> Instructions for the task
Each line of the material below needs to be returned exactly as written.

> Supplied information
━━━━━━━━━━━━━━━━━━━━
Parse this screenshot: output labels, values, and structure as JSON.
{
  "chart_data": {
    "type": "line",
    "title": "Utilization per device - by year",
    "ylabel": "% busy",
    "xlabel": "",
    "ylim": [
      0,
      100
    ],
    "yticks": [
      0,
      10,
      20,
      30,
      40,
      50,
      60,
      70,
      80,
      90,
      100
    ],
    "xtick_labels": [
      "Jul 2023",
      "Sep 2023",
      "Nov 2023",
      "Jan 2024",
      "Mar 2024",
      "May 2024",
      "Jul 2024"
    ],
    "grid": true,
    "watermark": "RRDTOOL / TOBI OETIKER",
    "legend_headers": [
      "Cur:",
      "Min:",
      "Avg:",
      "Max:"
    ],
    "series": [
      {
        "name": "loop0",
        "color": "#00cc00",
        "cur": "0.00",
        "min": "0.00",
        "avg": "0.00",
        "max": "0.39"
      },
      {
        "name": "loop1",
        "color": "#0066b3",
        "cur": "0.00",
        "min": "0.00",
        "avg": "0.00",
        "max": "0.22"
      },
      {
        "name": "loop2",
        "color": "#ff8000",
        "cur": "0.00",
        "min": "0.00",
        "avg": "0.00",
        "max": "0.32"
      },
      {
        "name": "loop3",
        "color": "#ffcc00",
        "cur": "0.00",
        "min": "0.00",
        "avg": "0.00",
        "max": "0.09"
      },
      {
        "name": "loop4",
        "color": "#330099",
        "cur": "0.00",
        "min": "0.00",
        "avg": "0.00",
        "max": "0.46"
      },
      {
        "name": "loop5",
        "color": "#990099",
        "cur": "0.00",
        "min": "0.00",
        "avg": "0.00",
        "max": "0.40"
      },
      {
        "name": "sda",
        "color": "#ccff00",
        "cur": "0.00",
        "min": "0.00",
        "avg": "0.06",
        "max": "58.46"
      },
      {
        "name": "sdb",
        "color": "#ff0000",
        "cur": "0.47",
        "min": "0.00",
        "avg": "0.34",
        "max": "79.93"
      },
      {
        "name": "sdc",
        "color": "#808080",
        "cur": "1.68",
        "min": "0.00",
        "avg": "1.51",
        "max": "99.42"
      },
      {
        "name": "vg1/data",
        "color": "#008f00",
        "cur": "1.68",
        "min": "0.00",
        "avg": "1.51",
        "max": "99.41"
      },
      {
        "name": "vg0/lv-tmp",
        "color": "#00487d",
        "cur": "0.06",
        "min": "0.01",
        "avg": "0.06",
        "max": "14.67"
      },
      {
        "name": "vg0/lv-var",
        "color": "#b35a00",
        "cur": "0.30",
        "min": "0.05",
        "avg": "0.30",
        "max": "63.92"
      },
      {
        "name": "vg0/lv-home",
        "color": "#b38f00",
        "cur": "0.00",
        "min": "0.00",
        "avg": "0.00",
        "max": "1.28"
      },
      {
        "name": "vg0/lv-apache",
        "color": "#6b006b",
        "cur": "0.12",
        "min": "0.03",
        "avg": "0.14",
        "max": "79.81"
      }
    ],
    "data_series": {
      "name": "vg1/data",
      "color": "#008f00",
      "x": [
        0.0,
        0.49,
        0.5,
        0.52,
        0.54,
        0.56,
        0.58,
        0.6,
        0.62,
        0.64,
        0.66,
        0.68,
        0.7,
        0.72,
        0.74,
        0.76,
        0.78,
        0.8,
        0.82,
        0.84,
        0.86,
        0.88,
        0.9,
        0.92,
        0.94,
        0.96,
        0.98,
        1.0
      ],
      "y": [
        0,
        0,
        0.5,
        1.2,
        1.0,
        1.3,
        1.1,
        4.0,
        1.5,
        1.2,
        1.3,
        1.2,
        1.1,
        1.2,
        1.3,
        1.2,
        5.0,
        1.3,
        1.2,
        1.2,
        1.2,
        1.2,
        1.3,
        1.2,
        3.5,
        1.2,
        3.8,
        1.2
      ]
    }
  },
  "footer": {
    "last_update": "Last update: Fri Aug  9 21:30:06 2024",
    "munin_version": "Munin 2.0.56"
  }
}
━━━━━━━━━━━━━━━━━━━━
> The completed task
Parse this screenshot: output labels, values, and structure as JSON.
{
  "chart_data": {
    "type": "line",
    "title": "Utilization per device - by year",
    "ylabel": "% busy",
    "xlabel": "",
    "ylim": [
      0,
      100
    ],
    "yticks": [
      0,
      10,
      20,
      30,
      40,
      50,
      60,
      70,
      80,
      90,
      100
    ],
    "xtick_labels": [
      "Jul 2023",
      "Sep 2023",
      "Nov 2023",
      "Jan 2024",
      "Mar 2024",
      "May 2024",
      "Jul 2024"
    ],
    "grid": true,
    "watermark": "RRDTOOL / TOBI OETIKER",
    "legend_headers": [
      "Cur:",
      "Min:",
      "Avg:",
      "Max:"
    ],
    "series": [
      {
        "name": "loop0",
        "color": "#00cc00",
        "cur": "0.00",
        "min": "0.00",
        "avg": "0.00",
        "max": "0.39"
      },
      {
        "name": "loop1",
        "color": "#0066b3",
        "cur": "0.00",
        "min": "0.00",
        "avg": "0.00",
        "max": "0.22"
      },
      {
        "name": "loop2",
        "color": "#ff8000",
        "cur": "0.00",
        "min": "0.00",
        "avg": "0.00",
        "max": "0.32"
      },
      {
        "name": "loop3",
        "color": "#ffcc00",
        "cur": "0.00",
        "min": "0.00",
        "avg": "0.00",
        "max": "0.09"
      },
      {
        "name": "loop4",
        "color": "#330099",
        "cur": "0.00",
        "min": "0.00",
        "avg": "0.00",
        "max": "0.46"
      },
      {
        "name": "loop5",
        "color": "#990099",
        "cur": "0.00",
        "min": "0.00",
        "avg": "0.00",
        "max": "0.40"
      },
      {
        "name": "sda",
        "color": "#ccff00",
        "cur": "0.00",
        "min": "0.00",
        "avg": "0.06",
        "max": "58.46"
      },
      {
        "name": "sdb",
        "color": "#ff0000",
        "cur": "0.47",
        "min": "0.00",
        "avg": "0.34",
        "max": "79.93"
      },
      {
        "name": "sdc",
        "color": "#808080",
        "cur": "1.68",
        "min": "0.00",
        "avg": "1.51",
        "max": "99.42"
      },
      {
        "name": "vg1/data",
        "color": "#008f00",
        "cur": "1.68",
        "min": "0.00",
        "avg": "1.51",
        "max": "99.41"
      },
      {
        "name": "vg0/lv-tmp",
        "color": "#00487d",
        "cur": "0.06",
        "min": "0.01",
        "avg": "0.06",
        "max": "14.67"
      },
      {
        "name": "vg0/lv-var",
        "color": "#b35a00",
        "cur": "0.30",
        "min": "0.05",
        "avg": "0.30",
        "max": "63.92"
      },
      {
        "name": "vg0/lv-home",
        "color": "#b38f00",
        "cur": "0.00",
        "min": "0.00",
        "avg": "0.00",
        "max": "1.28"
      },
      {
        "name": "vg0/lv-apache",
        "color": "#6b006b",
        "cur": "0.12",
        "min": "0.03",
        "avg": "0.14",
        "max": "79.81"
      }
    ],
    "data_series": {
      "name": "vg1/data",
      "color": "#008f00",
      "x": [
        0.0,
        0.49,
        0.5,
        0.52,
        0.54,
        0.56,
        0.58,
        0.6,
        0.62,
        0.64,
        0.66,
        0.68,
        0.7,
        0.72,
        0.74,
        0.76,
        0.78,
        0.8,
        0.82,
        0.84,
        0.86,
        0.88,
        0.9,
        0.92,
        0.94,
        0.96,
        0.98,
        1.0
      ],
      "y": [
        0,
        0,
        0.5,
        1.2,
        1.0,
        1.3,
        1.1,
        4.0,
        1.5,
        1.2,
        1.3,
        1.2,
        1.1,
        1.2,
        1.3,
        1.2,
        5.0,
        1.3,
        1.2,
        1.2,
        1.2,
        1.2,
        1.3,
        1.2,
        3.5,
        1.2,
        3.8,
        1.2
      ]
    }
  },
  "footer": {
    "last_update": "Last update: Fri Aug  9 21:30:06 2024",
    "munin_version": "Munin 2.0.56"
  }
}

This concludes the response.